22. Ciubotaru I, et al. Dietary fish oil decreases C-reactive protein, interleukin-6, and triacylglycerol to HDL-cholesterol ratio in postmenopausal women on HRT. J Nutr Biochem. 2003 Sep;14(9):513-21.
23. Shang T, et al. Protective effects of various ratios of DHA/EPA supplementation on high-fat diet-induced liver damage in mice. Lipids Health Dis. 2017 Mar 29;16(1):65.
24. Bhale SD, et al. Oregano and rosemary extracts inhibit oxidation of long-chain n-3 fatty acids in menhaden oil. J Food Sci. 2007 Nov;72(9):C504-8.
25. Søfteland L, et al. Omega-3 and alpha-tocopherol provide more protection against contaminants in novel feeds for Atlantic salmon (Salmo salar L.) than omega-6 and gamma tocopherol.
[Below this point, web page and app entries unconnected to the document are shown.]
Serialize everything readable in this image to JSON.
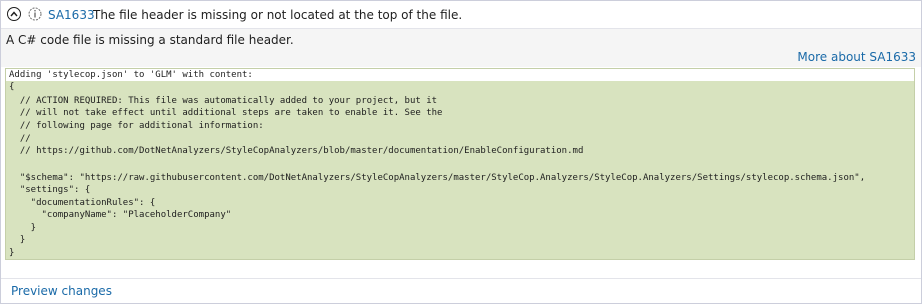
{
  "header": {
    "collapse_icon": "chevron-up-circle-icon",
    "info_icon": "info-circle-icon",
    "rule_id": "SA1633",
    "rule_title": "The file header is missing or not located at the top of the file."
  },
  "description": "A C# code file is missing a standard file header.",
  "more_link": "More about SA1633",
  "preview": {
    "intro": "Adding 'stylecop.json' to 'GLM' with content:",
    "lines": [
      "{",
      "  // ACTION REQUIRED: This file was automatically added to your project, but it",
      "  // will not take effect until additional steps are taken to enable it. See the",
      "  // following page for additional information:",
      "  //",
      "  // https://github.com/DotNetAnalyzers/StyleCopAnalyzers/blob/master/documentation/EnableConfiguration.md",
      "",
      "  \"$schema\": \"https://raw.githubusercontent.com/DotNetAnalyzers/StyleCopAnalyzers/master/StyleCop.Analyzers/StyleCop.Analyzers/Settings/stylecop.schema.json\",",
      "  \"settings\": {",
      "    \"documentationRules\": {",
      "      \"companyName\": \"PlaceholderCompany\"",
      "    }",
      "  }",
      "}"
    ]
  },
  "footer": {
    "preview_link": "Preview changes"
  },
  "colors": {
    "link": "#1a6aa8",
    "preview_background": "#d8e3bf",
    "description_background": "#f5f5f5"
  }
}
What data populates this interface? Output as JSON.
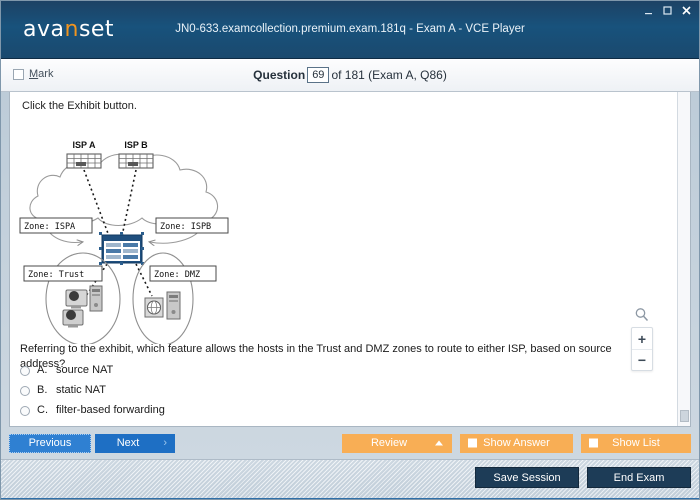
{
  "window": {
    "logo_text_a": "ava",
    "logo_text_accent": "n",
    "logo_text_b": "set",
    "title": "JN0-633.examcollection.premium.exam.181q - Exam A - VCE Player",
    "minimize_icon": "minimize-icon",
    "maximize_icon": "maximize-icon",
    "close_icon": "close-icon",
    "accent_color": "#f0941f",
    "titlebar_color": "#18527c"
  },
  "toolbar": {
    "mark_label": "Mark",
    "mark_accel": "M",
    "mark_rest": "ark",
    "mark_checked": false,
    "question_word": "Question",
    "question_number": "69",
    "question_of": "of 181 (Exam A, Q86)"
  },
  "content": {
    "exhibit_instruction": "Click the Exhibit button.",
    "question_text": "Referring to the exhibit, which feature allows the hosts in the Trust and DMZ zones to route to either ISP, based on source address?",
    "answers": [
      {
        "letter": "A.",
        "text": "source NAT",
        "selected": false
      },
      {
        "letter": "B.",
        "text": "static NAT",
        "selected": false
      },
      {
        "letter": "C.",
        "text": "filter-based forwarding",
        "selected": false
      }
    ]
  },
  "diagram": {
    "isp_a_label": "ISP A",
    "isp_b_label": "ISP B",
    "zone_ispa": "Zone: ISPA",
    "zone_ispb": "Zone: ISPB",
    "zone_trust": "Zone: Trust",
    "zone_dmz": "Zone: DMZ",
    "device_firewall": "firewall-device-icon",
    "device_switch_a": "switch-icon",
    "device_switch_b": "switch-icon",
    "host_workstation": "workstation-icon",
    "host_server": "server-icon"
  },
  "zoom_controls": {
    "magnifier_icon": "magnifier-icon",
    "zoom_in_label": "+",
    "zoom_out_label": "−"
  },
  "buttons": {
    "previous": "Previous",
    "next": "Next",
    "review": "Review",
    "show_answer": "Show Answer",
    "show_list": "Show List",
    "save_session": "Save Session",
    "end_exam": "End Exam",
    "orange_color": "#f8ae55",
    "blue_color": "#1e6fc4",
    "dark_color": "#1d3c57"
  }
}
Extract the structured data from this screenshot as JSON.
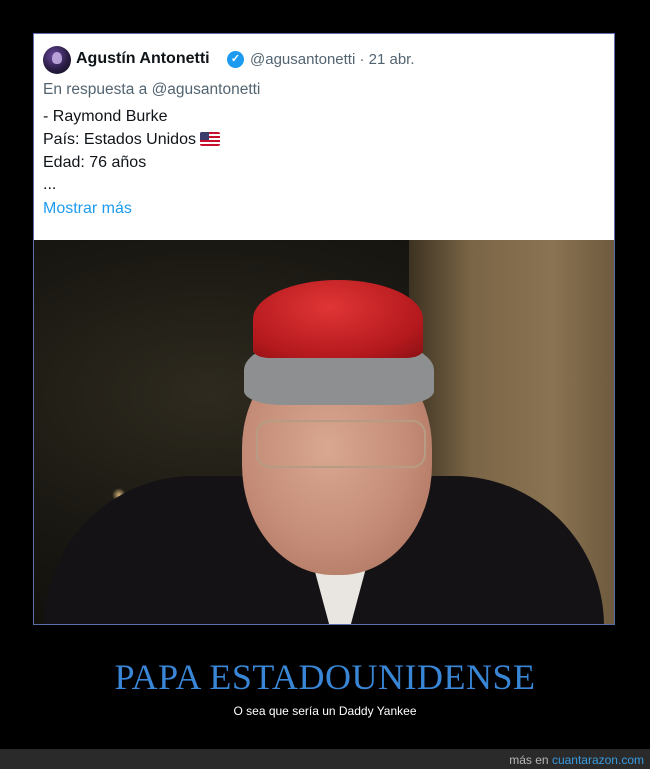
{
  "tweet": {
    "author_name": "Agustín Antonetti",
    "handle_and_date": "@agusantonetti · 21 abr.",
    "reply_to": "En respuesta a @agusantonetti",
    "lines": [
      "- Raymond Burke",
      "País: Estados Unidos",
      "Edad: 76 años",
      "..."
    ],
    "show_more": "Mostrar más"
  },
  "meme": {
    "headline": "PAPA ESTADOUNIDENSE",
    "caption": "O sea que sería un Daddy Yankee"
  },
  "footer": {
    "prefix": "más en",
    "site": "cuantarazon.com"
  },
  "icons": {
    "verified": "verified-badge-icon",
    "flag": "us-flag-icon"
  },
  "colors": {
    "headline": "#3a86d6",
    "link": "#1d9bf0",
    "verified": "#1d9bf0"
  }
}
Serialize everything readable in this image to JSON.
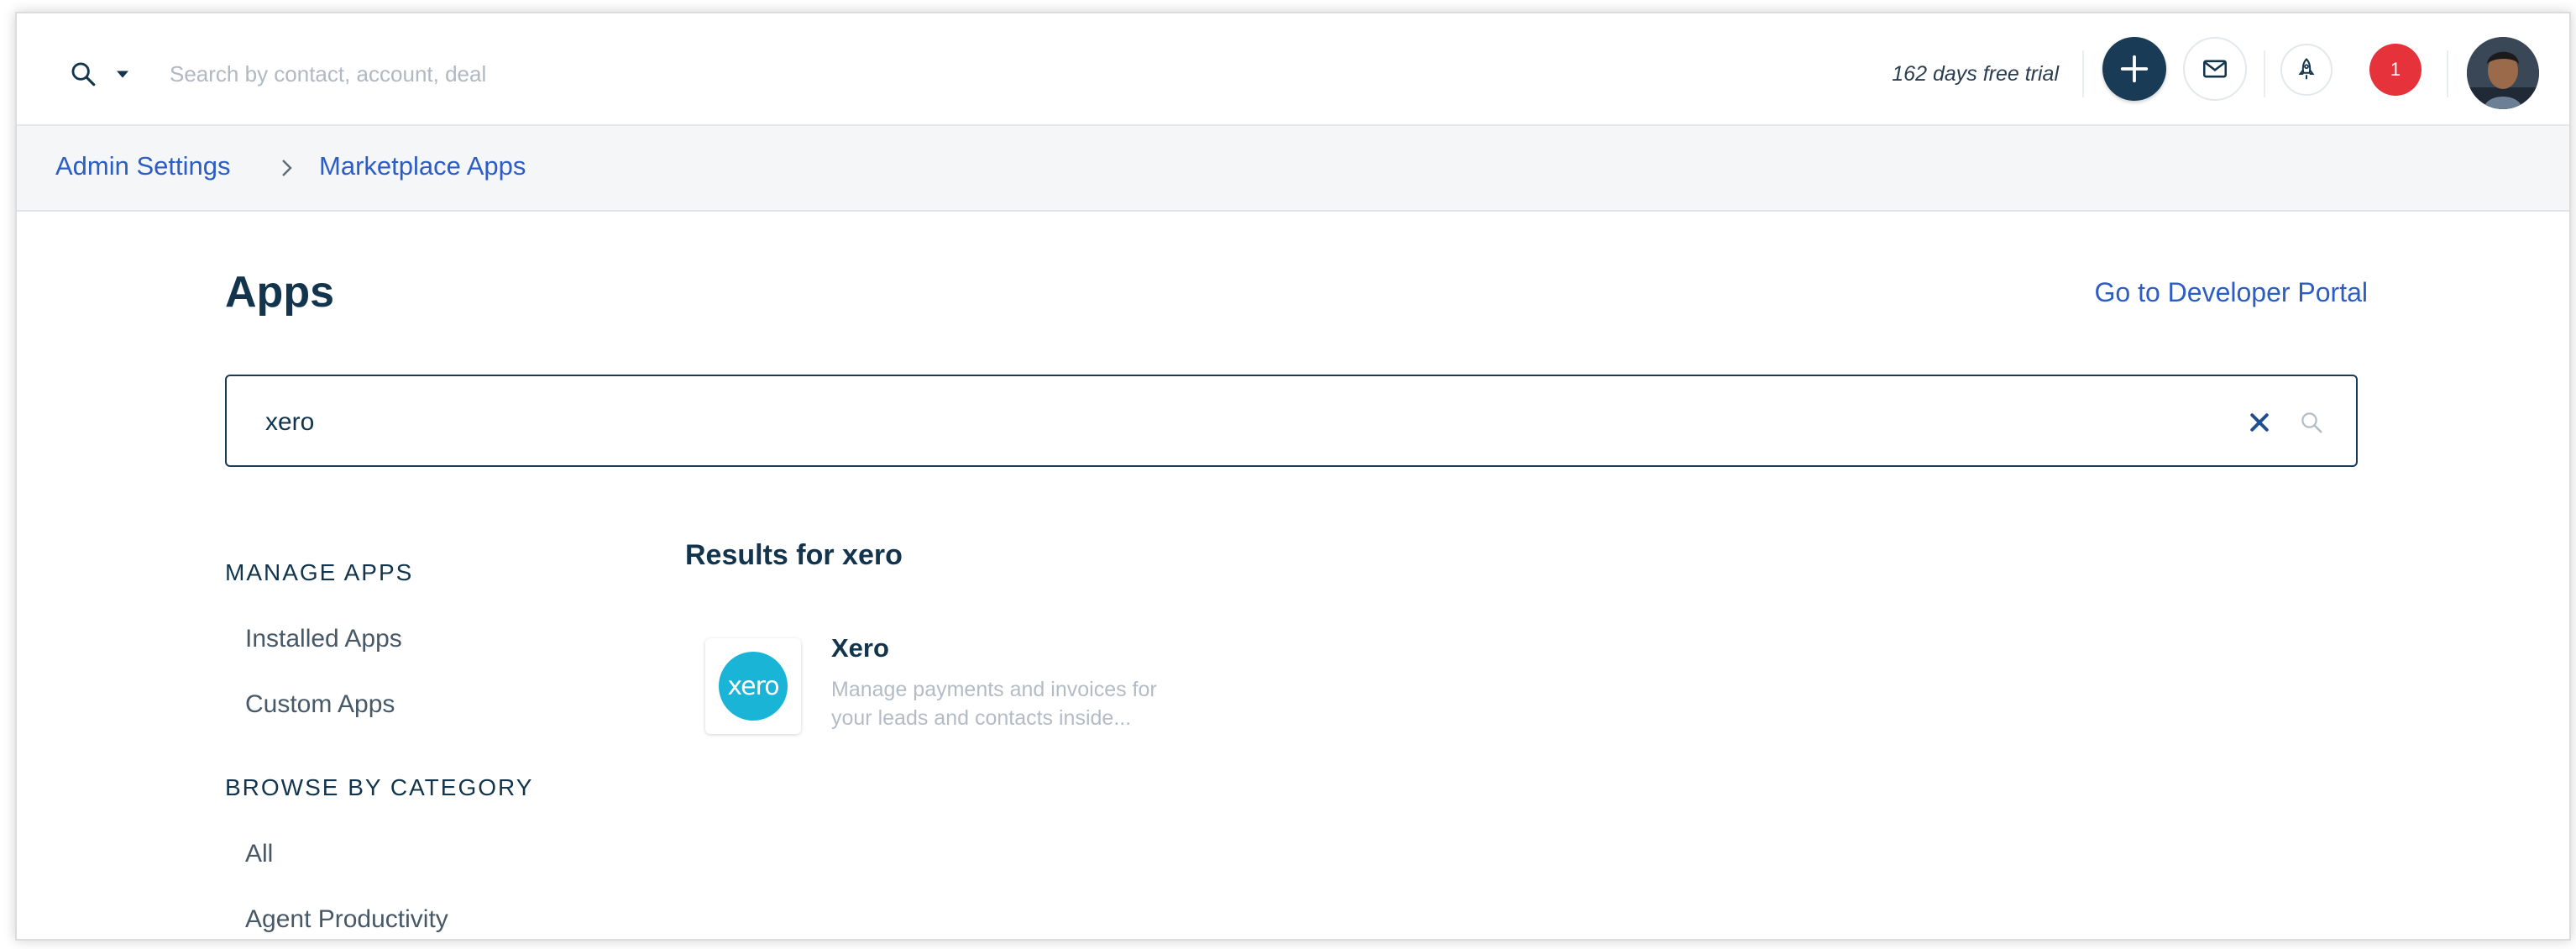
{
  "topbar": {
    "search_placeholder": "Search by contact, account, deal",
    "trial_text": "162 days free trial",
    "notification_count": "1",
    "brand_color": "#1a3b55",
    "badge_color": "#e5323b"
  },
  "breadcrumb": {
    "items": [
      "Admin Settings",
      "Marketplace Apps"
    ]
  },
  "page": {
    "title": "Apps",
    "developer_portal_link": "Go to Developer Portal",
    "search_value": "xero"
  },
  "sidebar": {
    "manage_heading": "MANAGE APPS",
    "manage_items": [
      "Installed Apps",
      "Custom Apps"
    ],
    "category_heading": "BROWSE BY CATEGORY",
    "category_items": [
      "All",
      "Agent Productivity"
    ]
  },
  "results": {
    "title": "Results for xero",
    "apps": [
      {
        "name": "Xero",
        "logo_text": "xero",
        "description": "Manage payments and invoices for your leads and contacts inside...",
        "logo_color": "#1ab4d7"
      }
    ]
  }
}
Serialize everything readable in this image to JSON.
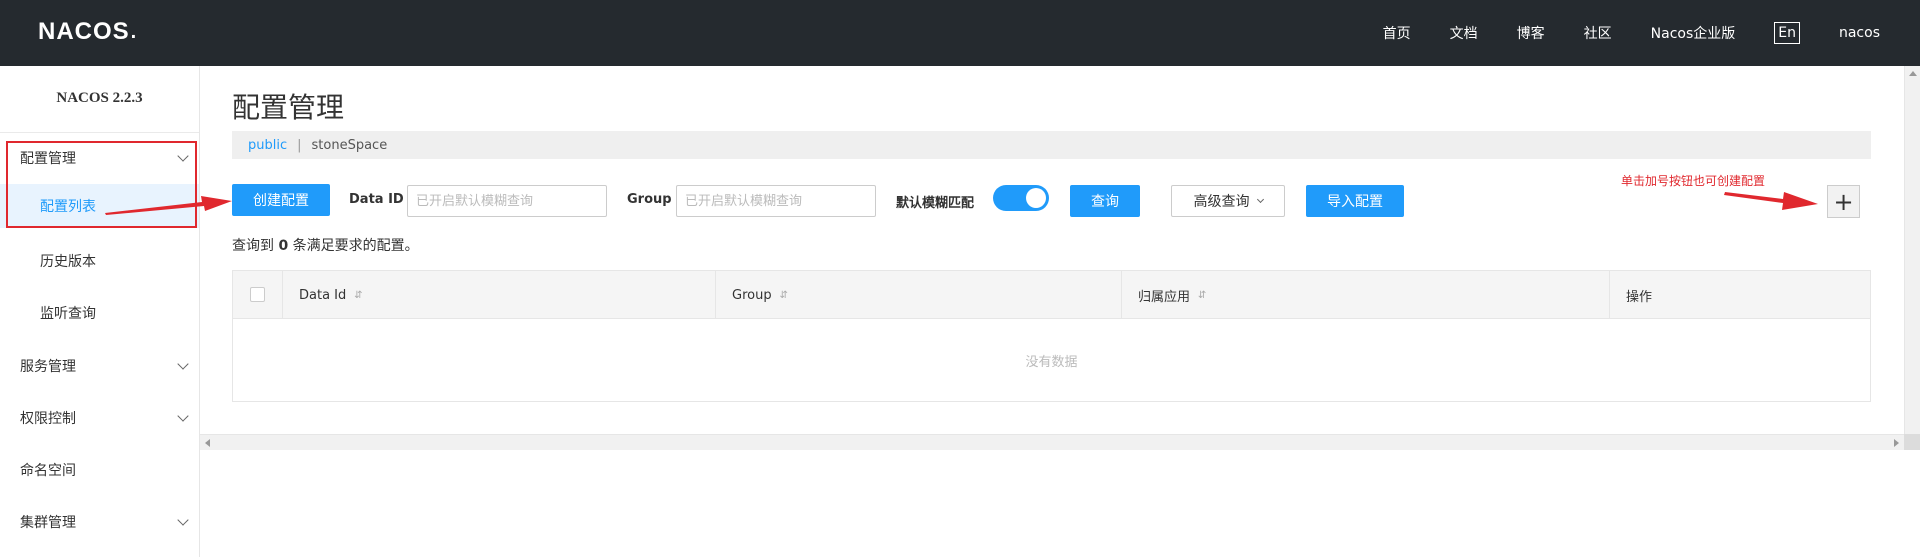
{
  "header": {
    "logo_text": "NACOS",
    "logo_dot": ".",
    "nav": [
      "首页",
      "文档",
      "博客",
      "社区",
      "Nacos企业版",
      "En",
      "nacos"
    ]
  },
  "sidebar": {
    "version": "NACOS 2.2.3",
    "config_group": "配置管理",
    "config_items": [
      "配置列表",
      "历史版本",
      "监听查询"
    ],
    "service_group": "服务管理",
    "auth_group": "权限控制",
    "namespace": "命名空间",
    "cluster_group": "集群管理"
  },
  "main": {
    "title": "配置管理",
    "namespaces": {
      "public": "public",
      "separator": "|",
      "other": "stoneSpace"
    },
    "toolbar": {
      "create_button": "创建配置",
      "dataid_label": "Data ID",
      "dataid_placeholder": "已开启默认模糊查询",
      "group_label": "Group",
      "group_placeholder": "已开启默认模糊查询",
      "fuzzy_label": "默认模糊匹配",
      "fuzzy_on": true,
      "query_button": "查询",
      "advanced_button": "高级查询",
      "import_button": "导入配置",
      "plus_button": "+"
    },
    "result": {
      "prefix": "查询到",
      "count": "0",
      "suffix": "条满足要求的配置。"
    },
    "table": {
      "columns": [
        "Data Id",
        "Group",
        "归属应用",
        "操作"
      ],
      "sort_glyph": "⇵",
      "empty_text": "没有数据"
    }
  },
  "annotation": {
    "hint_text": "单击加号按钮也可创建配置",
    "color": "#e0282e"
  },
  "colors": {
    "header_bg": "#252a2f",
    "primary": "#209bfa",
    "active_bg": "#e8f3fe"
  }
}
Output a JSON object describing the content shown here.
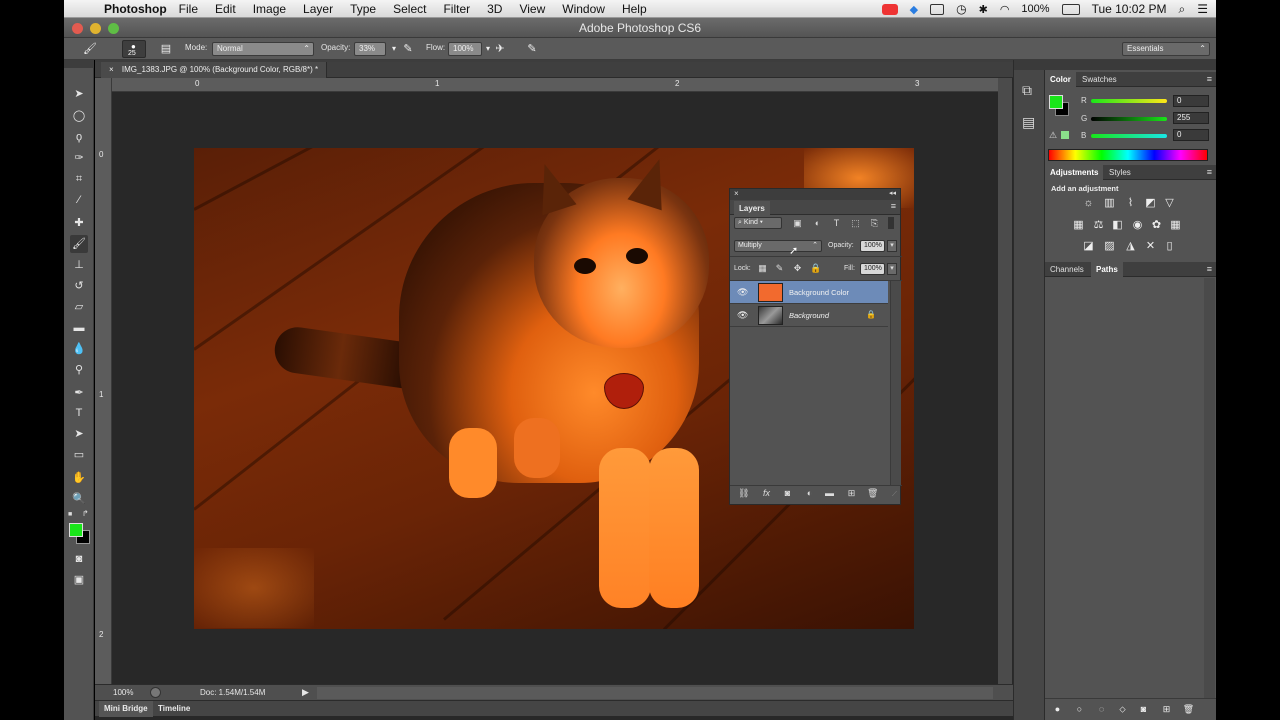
{
  "menubar": {
    "apple": "",
    "app_name": "Photoshop",
    "items": [
      "File",
      "Edit",
      "Image",
      "Layer",
      "Type",
      "Select",
      "Filter",
      "3D",
      "View",
      "Window",
      "Help"
    ],
    "battery": "100%",
    "clock": "Tue 10:02 PM"
  },
  "window": {
    "title": "Adobe Photoshop CS6"
  },
  "options": {
    "brush_size": "25",
    "mode_label": "Mode:",
    "mode_value": "Normal",
    "opacity_label": "Opacity:",
    "opacity_value": "33%",
    "flow_label": "Flow:",
    "flow_value": "100%",
    "workspace": "Essentials"
  },
  "document": {
    "tab_title": "IMG_1383.JPG @ 100% (Background Color, RGB/8*) *",
    "ruler_h": [
      "0",
      "1",
      "2",
      "3"
    ],
    "ruler_v": [
      "0",
      "1",
      "2"
    ],
    "zoom": "100%",
    "doc_info": "Doc: 1.54M/1.54M"
  },
  "bottom_tabs": [
    "Mini Bridge",
    "Timeline"
  ],
  "layers_panel": {
    "title": "Layers",
    "filter_kind": "Kind",
    "blend_mode": "Multiply",
    "opacity_label": "Opacity:",
    "opacity_value": "100%",
    "lock_label": "Lock:",
    "fill_label": "Fill:",
    "fill_value": "100%",
    "layers": [
      {
        "name": "Background Color",
        "selected": true,
        "thumb_color": "#f26a2e"
      },
      {
        "name": "Background",
        "selected": false,
        "locked": true
      }
    ]
  },
  "color_panel": {
    "tabs": [
      "Color",
      "Swatches"
    ],
    "channels": [
      {
        "label": "R",
        "value": "0"
      },
      {
        "label": "G",
        "value": "255"
      },
      {
        "label": "B",
        "value": "0"
      }
    ],
    "foreground": "#19e619",
    "background": "#000000"
  },
  "adjustments_panel": {
    "tabs": [
      "Adjustments",
      "Styles"
    ],
    "hint": "Add an adjustment"
  },
  "channels_panel": {
    "tabs": [
      "Channels",
      "Paths"
    ]
  },
  "colors": {
    "accent_selection": "#6d8bb8",
    "photo_tint": "#ff6a1a"
  }
}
Toxicol Rep. 2016 Jan 14;3:211-224.
26. Davis BC, et al. Achieving optimal essential fatty acid status in vegetarians: current knowledge and practical implications. Am J Clin Nutr. 2003 Sep;78(3 Suppl):640S-646S.
27. Gerster H. Can adults adequately convert alpha-linolenic acid (18:3n-3) to eicosapentaenoic acid (20:5n-3) and docosahexaenoic acid (22:6n-3)? Int J Vitam Nutr Res. 1998;68(3):159-73.
28. Brouwer IA, et al. Dietary alpha-linolenic acid is associated with reduced risk of fatal coronary heart disease, but increased prostate cancer risk: a meta-analysis. J Nutr. 2004 Apr;134(4):919-22.
29. Mohammadi V, et al. Does Alpha-lipoic Acid Supplementation Modulate Cardiovascular Risk Factors in Patients with Stroke? A Randomized, Double-blind Clinical Trial. Int J Prev Med. 2018 Apr 5;9:34.
30. Cameron-Smith D, et al. Fishing for answers: is oxidation of fish oil supplements a problem? J Nutr Sci. 2015 Nov 23;4:e36.
31. Jackowski SA, et al. Oxidation levels of North American over-the-counter n-3 (omega-3) supplements and the influence of supplement formulation and delivery form on evaluating oxidative safety. J Nutr Sci. 2015 Nov 4;4:e30.